There are many that will say that the Norinco JW-15 is an excellent tool. An implement meant to be thrown on the quad bike or back seat, and touted around the farm for practical purposes. I agree with those people 100 per cent, but I also think that with a little bit of elbow grease, this humble Brno-clone can be a decent shooter. One of the first things you can improve is the trigger.
The trigger on the JW-15 is not pretentious at all. It can be gritty with excessive over-travel (a symptom of the Mauser-style trigger not absent in the Brno), but the ones I’ve tried all break like a glass rod at weights that are not excessive for average shooting.
With such a blank canvas, there is plenty of room for improvement with this trigger.
Trigger weight spring
This is an easy one. I simply cut off a few coils to lighten my spring. Beware though, that if you cut off too much, the trigger won’t spring back into place after you’ve pulled it – which makes it pretty useless.
If you are not so bold or would like to return your firearm to original spec one day, replacing this spring with a lighter/shorter one will do the trick. I know of some people who have used springs from ballpoint pens. I’ve not found a pen spring that would do the job, but you might.
A lot of the machining on the JW-15 requires some work with a file, sandpaper and grinding paste to get to an acceptable level. The trigger is no exception.
Just about every part of the trigger could do with at least a polish. If it’s brand new, you’ve got a lot of grease to remove before you get to this point.
Sear adjustment – it’s your call
Adjusting the sear is a risky move. It can take a perfectly safe firearm and make it a loose cannon. There are three ways to adjust the sear on the JW-15, and none should be attempted without a serious level of confidence or skill. The last thing you want is a rifle that will go off when you bump it.

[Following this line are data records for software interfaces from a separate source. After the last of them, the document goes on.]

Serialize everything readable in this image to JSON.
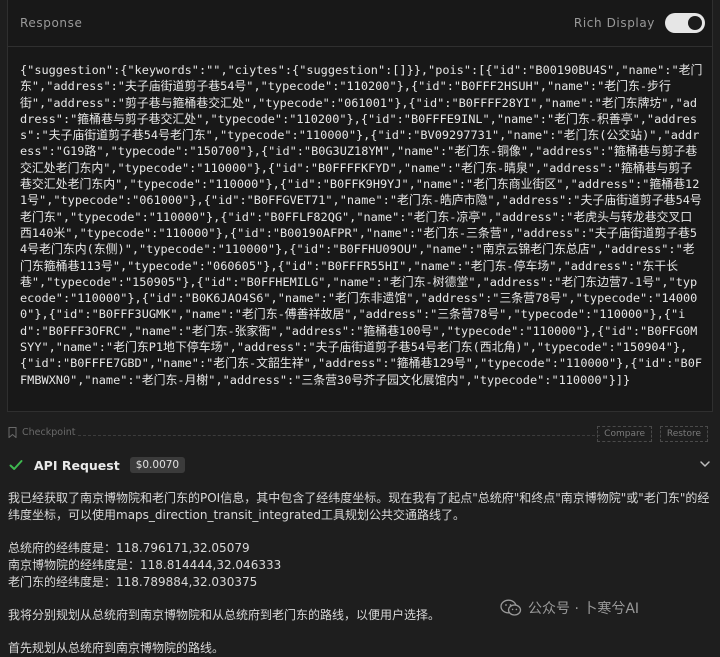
{
  "panel": {
    "title": "Response",
    "rich_display_label": "Rich Display",
    "rich_display_on": true,
    "json_text": "{\"suggestion\":{\"keywords\":\"\",\"ciytes\":{\"suggestion\":[]}},\"pois\":[{\"id\":\"B00190BU4S\",\"name\":\"老门东\",\"address\":\"夫子庙街道剪子巷54号\",\"typecode\":\"110200\"},{\"id\":\"B0FFF2HSUH\",\"name\":\"老门东-步行街\",\"address\":\"剪子巷与箍桶巷交汇处\",\"typecode\":\"061001\"},{\"id\":\"B0FFFF28YI\",\"name\":\"老门东牌坊\",\"address\":\"箍桶巷与剪子巷交汇处\",\"typecode\":\"110200\"},{\"id\":\"B0FFFE9INL\",\"name\":\"老门东-积善亭\",\"address\":\"夫子庙街道剪子巷54号老门东\",\"typecode\":\"110000\"},{\"id\":\"BV09297731\",\"name\":\"老门东(公交站)\",\"address\":\"G19路\",\"typecode\":\"150700\"},{\"id\":\"B0G3UZ18YM\",\"name\":\"老门东-铜像\",\"address\":\"箍桶巷与剪子巷交汇处老门东内\",\"typecode\":\"110000\"},{\"id\":\"B0FFFFKFYD\",\"name\":\"老门东-晴泉\",\"address\":\"箍桶巷与剪子巷交汇处老门东内\",\"typecode\":\"110000\"},{\"id\":\"B0FFK9H9YJ\",\"name\":\"老门东商业街区\",\"address\":\"箍桶巷121号\",\"typecode\":\"061000\"},{\"id\":\"B0FFGVET71\",\"name\":\"老门东-皓庐市隐\",\"address\":\"夫子庙街道剪子巷54号老门东\",\"typecode\":\"110000\"},{\"id\":\"B0FFLF82QG\",\"name\":\"老门东-凉亭\",\"address\":\"老虎头与转龙巷交叉口西140米\",\"typecode\":\"110000\"},{\"id\":\"B00190AFPR\",\"name\":\"老门东-三条营\",\"address\":\"夫子庙街道剪子巷54号老门东内(东侧)\",\"typecode\":\"110000\"},{\"id\":\"B0FFHU09OU\",\"name\":\"南京云锦老门东总店\",\"address\":\"老门东箍桶巷113号\",\"typecode\":\"060605\"},{\"id\":\"B0FFFR55HI\",\"name\":\"老门东-停车场\",\"address\":\"东干长巷\",\"typecode\":\"150905\"},{\"id\":\"B0FFHEMILG\",\"name\":\"老门东-树德堂\",\"address\":\"老门东边营7-1号\",\"typecode\":\"110000\"},{\"id\":\"B0K6JAO4S6\",\"name\":\"老门东非遗馆\",\"address\":\"三条营78号\",\"typecode\":\"140000\"},{\"id\":\"B0FFF3UGMK\",\"name\":\"老门东-傅善祥故居\",\"address\":\"三条营78号\",\"typecode\":\"110000\"},{\"id\":\"B0FFF3OFRC\",\"name\":\"老门东-张家衙\",\"address\":\"箍桶巷100号\",\"typecode\":\"110000\"},{\"id\":\"B0FFG0MSYY\",\"name\":\"老门东P1地下停车场\",\"address\":\"夫子庙街道剪子巷54号老门东(西北角)\",\"typecode\":\"150904\"},{\"id\":\"B0FFFE7GBD\",\"name\":\"老门东-文韶生祥\",\"address\":\"箍桶巷129号\",\"typecode\":\"110000\"},{\"id\":\"B0FFMBWXN0\",\"name\":\"老门东-月榭\",\"address\":\"三条营30号芥子园文化展馆内\",\"typecode\":\"110000\"}]}"
  },
  "checkpoint": {
    "label": "Checkpoint",
    "compare_label": "Compare",
    "restore_label": "Restore"
  },
  "api_request": {
    "title": "API Request",
    "cost": "$0.0070",
    "status_icon": "check-icon",
    "success_color": "#3fb950"
  },
  "message": {
    "paragraph1": "我已经获取了南京博物院和老门东的POI信息，其中包含了经纬度坐标。现在我有了起点\"总统府\"和终点\"南京博物院\"或\"老门东\"的经纬度坐标，可以使用maps_direction_transit_integrated工具规划公共交通路线了。",
    "coords": [
      "总统府的经纬度是：118.796171,32.05079",
      "南京博物院的经纬度是：118.814444,32.046333",
      "老门东的经纬度是：118.789884,32.030375"
    ],
    "paragraph3": "我将分别规划从总统府到南京博物院和从总统府到老门东的路线，以便用户选择。",
    "paragraph4": "首先规划从总统府到南京博物院的路线。"
  },
  "watermark": {
    "text": "公众号 · 卜寒兮AI"
  }
}
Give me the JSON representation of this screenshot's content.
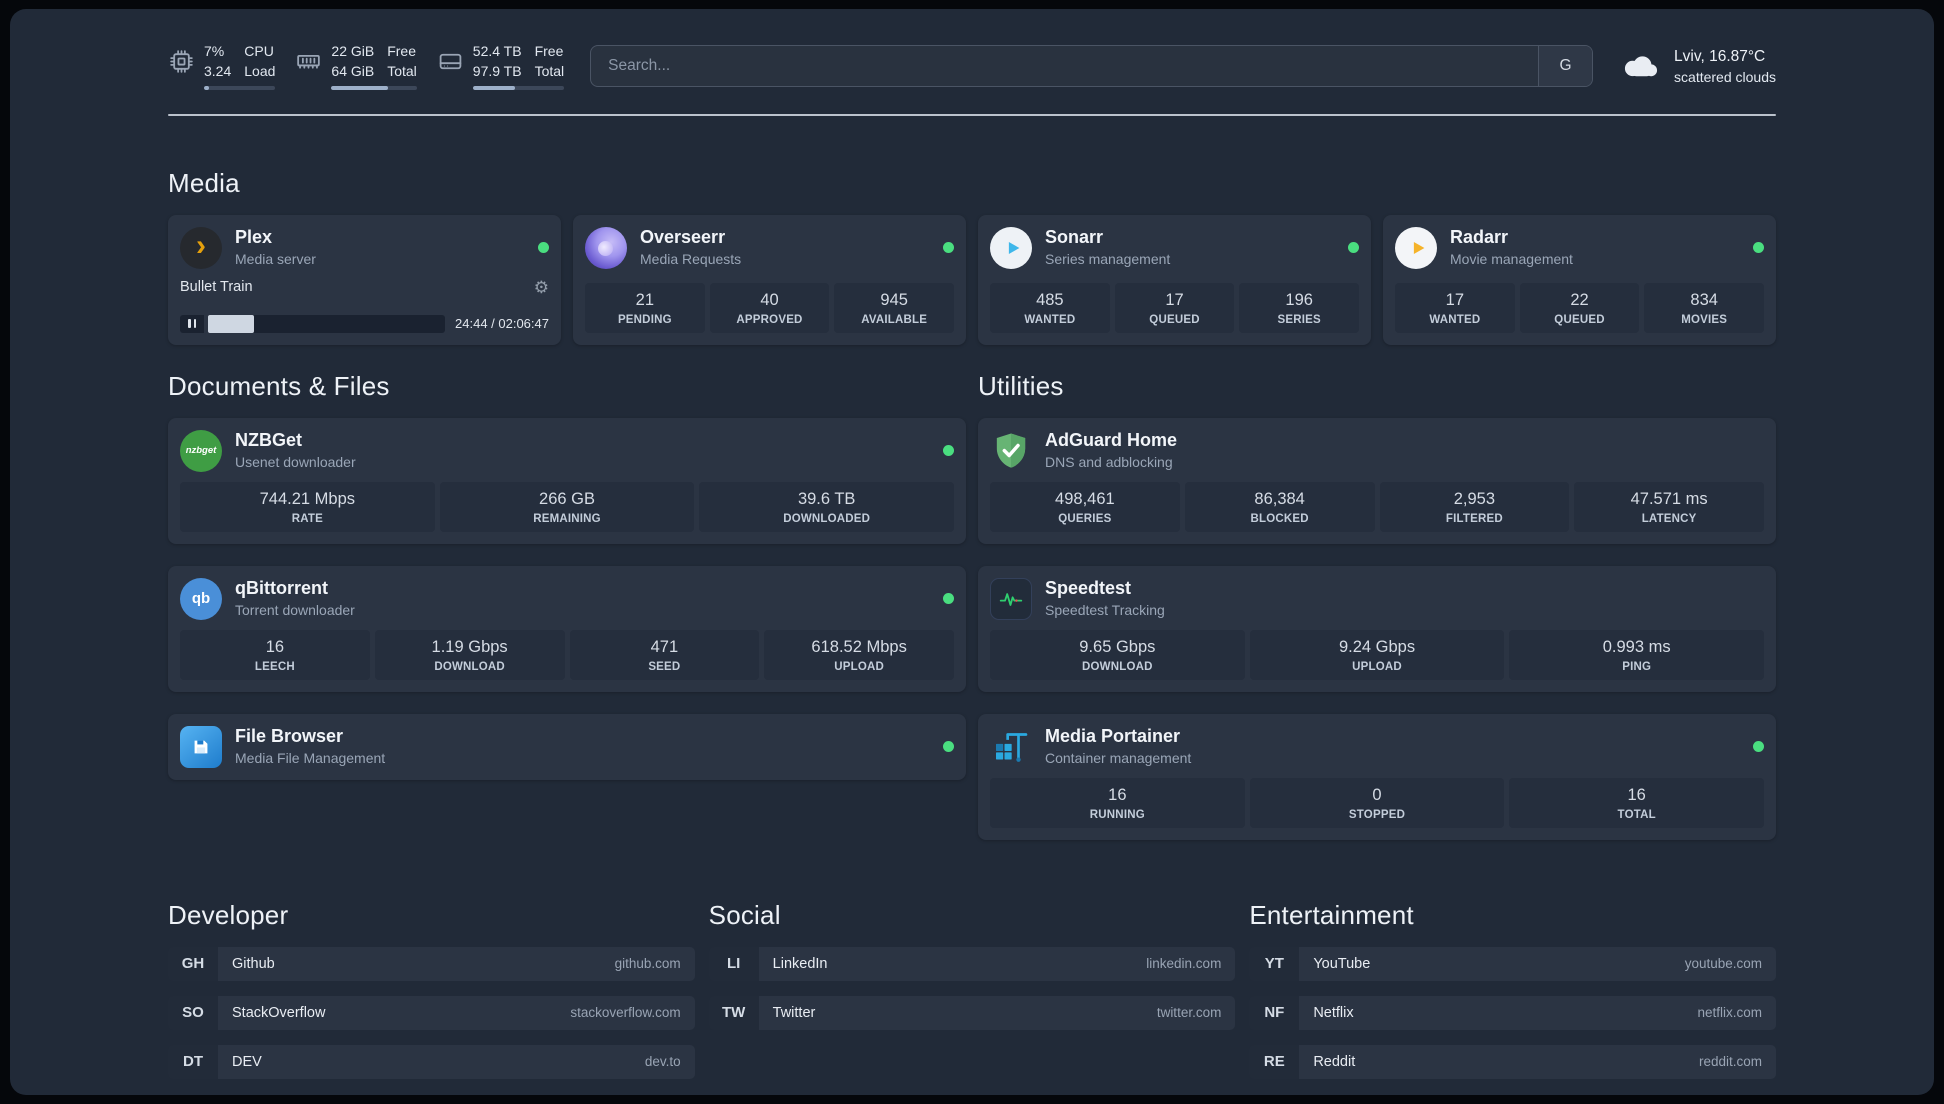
{
  "topbar": {
    "cpu": {
      "value_top": "7%",
      "value_bottom": "3.24",
      "label_top": "CPU",
      "label_bottom": "Load",
      "bar_width": "7%"
    },
    "memory": {
      "value_top": "22 GiB",
      "value_bottom": "64 GiB",
      "label_top": "Free",
      "label_bottom": "Total",
      "bar_width": "66%"
    },
    "disk": {
      "value_top": "52.4 TB",
      "value_bottom": "97.9 TB",
      "label_top": "Free",
      "label_bottom": "Total",
      "bar_width": "46%"
    },
    "search": {
      "placeholder": "Search...",
      "provider": "G"
    },
    "weather": {
      "location": "Lviv, 16.87°C",
      "condition": "scattered clouds"
    }
  },
  "icons": {
    "gear": "⚙",
    "plex_chevron": "›"
  },
  "colors": {
    "status_online": "#4ade80",
    "progress_fill": "#9db0c9",
    "plex_amber": "#e5a00d",
    "sonarr_blue": "#3eb7ea",
    "radarr_amber": "#f5b32a",
    "nzbget_green": "#3f9d44",
    "qbittorrent_blue": "#4a8fd8",
    "filebrowser_blue": "#1e7ccc",
    "adguard_green": "#67b474",
    "speedtest_green": "#2fcf6f",
    "portainer_blue": "#2aa9e0",
    "overseerr_purple": "#8a7ae0"
  },
  "media": {
    "title": "Media",
    "plex": {
      "name": "Plex",
      "subtitle": "Media server",
      "now_playing": "Bullet Train",
      "elapsed_total": "24:44 / 02:06:47",
      "progress": "19.5%"
    },
    "overseerr": {
      "name": "Overseerr",
      "subtitle": "Media Requests",
      "stats": [
        {
          "value": "21",
          "label": "PENDING"
        },
        {
          "value": "40",
          "label": "APPROVED"
        },
        {
          "value": "945",
          "label": "AVAILABLE"
        }
      ]
    },
    "sonarr": {
      "name": "Sonarr",
      "subtitle": "Series management",
      "stats": [
        {
          "value": "485",
          "label": "WANTED"
        },
        {
          "value": "17",
          "label": "QUEUED"
        },
        {
          "value": "196",
          "label": "SERIES"
        }
      ]
    },
    "radarr": {
      "name": "Radarr",
      "subtitle": "Movie management",
      "stats": [
        {
          "value": "17",
          "label": "WANTED"
        },
        {
          "value": "22",
          "label": "QUEUED"
        },
        {
          "value": "834",
          "label": "MOVIES"
        }
      ]
    }
  },
  "documents": {
    "title": "Documents & Files",
    "nzbget": {
      "name": "NZBGet",
      "subtitle": "Usenet downloader",
      "icon_text": "nzbget",
      "stats": [
        {
          "value": "744.21 Mbps",
          "label": "RATE"
        },
        {
          "value": "266 GB",
          "label": "REMAINING"
        },
        {
          "value": "39.6 TB",
          "label": "DOWNLOADED"
        }
      ]
    },
    "qbittorrent": {
      "name": "qBittorrent",
      "subtitle": "Torrent downloader",
      "icon_text": "qb",
      "stats": [
        {
          "value": "16",
          "label": "LEECH"
        },
        {
          "value": "1.19 Gbps",
          "label": "DOWNLOAD"
        },
        {
          "value": "471",
          "label": "SEED"
        },
        {
          "value": "618.52 Mbps",
          "label": "UPLOAD"
        }
      ]
    },
    "filebrowser": {
      "name": "File Browser",
      "subtitle": "Media File Management"
    }
  },
  "utilities": {
    "title": "Utilities",
    "adguard": {
      "name": "AdGuard Home",
      "subtitle": "DNS and adblocking",
      "stats": [
        {
          "value": "498,461",
          "label": "QUERIES"
        },
        {
          "value": "86,384",
          "label": "BLOCKED"
        },
        {
          "value": "2,953",
          "label": "FILTERED"
        },
        {
          "value": "47.571 ms",
          "label": "LATENCY"
        }
      ]
    },
    "speedtest": {
      "name": "Speedtest",
      "subtitle": "Speedtest Tracking",
      "stats": [
        {
          "value": "9.65 Gbps",
          "label": "DOWNLOAD"
        },
        {
          "value": "9.24 Gbps",
          "label": "UPLOAD"
        },
        {
          "value": "0.993 ms",
          "label": "PING"
        }
      ]
    },
    "portainer": {
      "name": "Media Portainer",
      "subtitle": "Container management",
      "stats": [
        {
          "value": "16",
          "label": "RUNNING"
        },
        {
          "value": "0",
          "label": "STOPPED"
        },
        {
          "value": "16",
          "label": "TOTAL"
        }
      ]
    }
  },
  "bookmarks": {
    "developer": {
      "title": "Developer",
      "items": [
        {
          "abbr": "GH",
          "name": "Github",
          "domain": "github.com"
        },
        {
          "abbr": "SO",
          "name": "StackOverflow",
          "domain": "stackoverflow.com"
        },
        {
          "abbr": "DT",
          "name": "DEV",
          "domain": "dev.to"
        }
      ]
    },
    "social": {
      "title": "Social",
      "items": [
        {
          "abbr": "LI",
          "name": "LinkedIn",
          "domain": "linkedin.com"
        },
        {
          "abbr": "TW",
          "name": "Twitter",
          "domain": "twitter.com"
        }
      ]
    },
    "entertainment": {
      "title": "Entertainment",
      "items": [
        {
          "abbr": "YT",
          "name": "YouTube",
          "domain": "youtube.com"
        },
        {
          "abbr": "NF",
          "name": "Netflix",
          "domain": "netflix.com"
        },
        {
          "abbr": "RE",
          "name": "Reddit",
          "domain": "reddit.com"
        }
      ]
    }
  }
}
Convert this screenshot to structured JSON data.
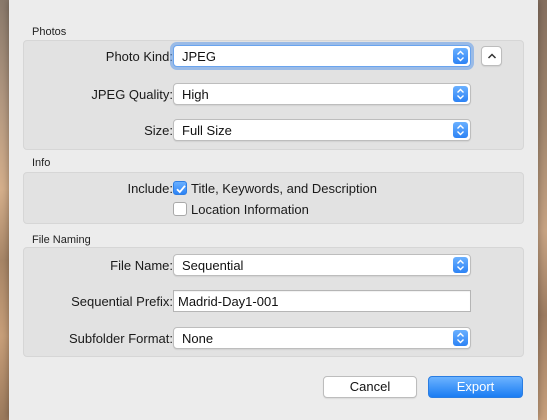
{
  "photos": {
    "section_title": "Photos",
    "photo_kind": {
      "label": "Photo Kind:",
      "value": "JPEG"
    },
    "jpeg_quality": {
      "label": "JPEG Quality:",
      "value": "High"
    },
    "size": {
      "label": "Size:",
      "value": "Full Size"
    }
  },
  "info": {
    "section_title": "Info",
    "include_label": "Include:",
    "options": [
      {
        "label": "Title, Keywords, and Description",
        "checked": true
      },
      {
        "label": "Location Information",
        "checked": false
      }
    ]
  },
  "file_naming": {
    "section_title": "File Naming",
    "file_name": {
      "label": "File Name:",
      "value": "Sequential"
    },
    "sequential_prefix": {
      "label": "Sequential Prefix:",
      "value": "Madrid-Day1-001"
    },
    "subfolder_format": {
      "label": "Subfolder Format:",
      "value": "None"
    }
  },
  "buttons": {
    "cancel": "Cancel",
    "export": "Export"
  },
  "colors": {
    "accent": "#2d83f5",
    "sheet_bg": "#ececec",
    "group_bg": "#e2e2e2"
  },
  "icons": {
    "stepper": "up-down-chevrons-icon",
    "disclosure": "chevron-up-icon",
    "checkmark": "checkmark-icon"
  }
}
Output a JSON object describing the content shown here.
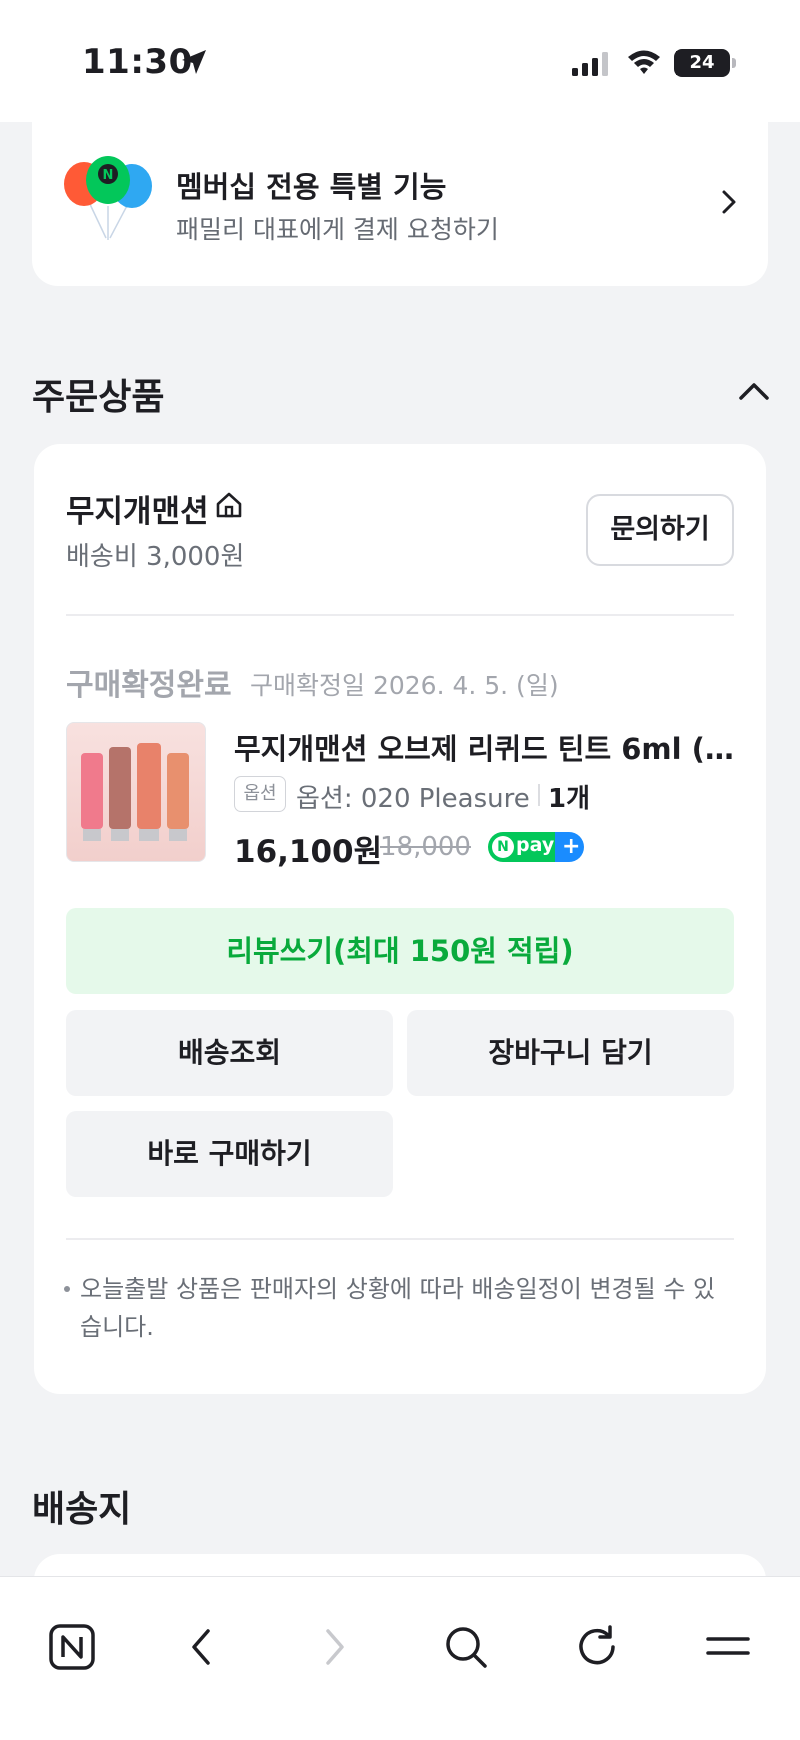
{
  "status_bar": {
    "time": "11:30",
    "battery": "24"
  },
  "membership": {
    "title": "멤버십 전용 특별 기능",
    "subtitle": "패밀리 대표에게 결제 요청하기"
  },
  "order_section": {
    "title": "주문상품",
    "seller": {
      "name": "무지개맨션",
      "shipping_fee": "배송비 3,000원",
      "inquiry_label": "문의하기"
    },
    "item": {
      "status": "구매확정완료",
      "confirm_date": "구매확정일 2026. 4. 5. (일)",
      "name": "무지개맨션 오브제 리퀴드 틴트 6ml (3...",
      "option_badge": "옵션",
      "option": "옵션: 020 Pleasure",
      "quantity": "1개",
      "price": "16,100원",
      "original_price": "18,000",
      "npay_n": "N",
      "npay_label": "pay",
      "npay_plus": "+"
    },
    "buttons": {
      "review": "리뷰쓰기(최대 150원 적립)",
      "track": "배송조회",
      "cart": "장바구니 담기",
      "buy_now": "바로 구매하기"
    },
    "notice": "오늘출발 상품은 판매자의 상황에 따라 배송일정이 변경될 수 있습니다."
  },
  "address_section": {
    "title": "배송지"
  },
  "colors": {
    "naver_green": "#03c75a",
    "review_bg": "#e5f9ea",
    "review_text": "#09aa3c",
    "page_bg": "#f2f3f5"
  },
  "icons": {
    "nav": [
      "naver-home-icon",
      "back-icon",
      "forward-icon",
      "search-icon",
      "reload-icon",
      "menu-icon"
    ]
  }
}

The first way is to adjust the grub screw behind the trigger. This will move the trigger to the rear and lower the sear in relation to the firing pin – i.e. less of the sear is engaging the firing pin. This means less effort is required to break that engagement, dropping the pin and firing the chambered round.
This method is reversible, and with thorough testing of the trigger mechanism is the safest way of adjusting the sear. I like to check this by ramming the bolt home as hard and fast as possible. If the firing pin drops while you are cocking it, there is not enough positive sear engagement – with enough force, you made the firing pin go right over the sear and hit what would be a live round. Obviously you test this with a dummy round.
The second way is to (lightly) polish the sear surface and/or sear ledge. This means taking away the grittiness of the finish, not changing the shape. This is an irreversible step, and too much polish will leave you with a rifle that won’t cock or that will fire every time you try and close the bolt. In other words, a useless, dangerous gun.
The third, and most dangerous (and pretty stupid) way, is to lightly round off the tip of the sear. What this does is remove the “harshness” from the trigger pull, making it soft and easy. Don’t mistake this for a lighter trigger pull – there is a difference.
The issue here is that the sear is angled sharply like that so that it holds the sear ledge till the very last millisecond, providing a clean and safe break. When one of these surfaces is rounded, the other can easily break the hold when the rifle is bumped or dropped. I don’t know anyone who would recommend trying to change the shape of the sear or sear ledge – at least not for the DIY operator.
The lightest trigger in town
I find the best combination for a light trigger on these rifles that is safe and pleasant to use involves taking a few coils off the spring, polishing the individual trigger components and adjusting the grub screw to lower the sear as much as possible without creating an unsafe action.
Remember, as always, that whatever you do with your firearm is up to you. Everything here is for informational purposes only, and if you’re uncomfortable, unskilled or lacking in confidence, you should either take your rifle to a qualified gunsmith or leave the thing alone.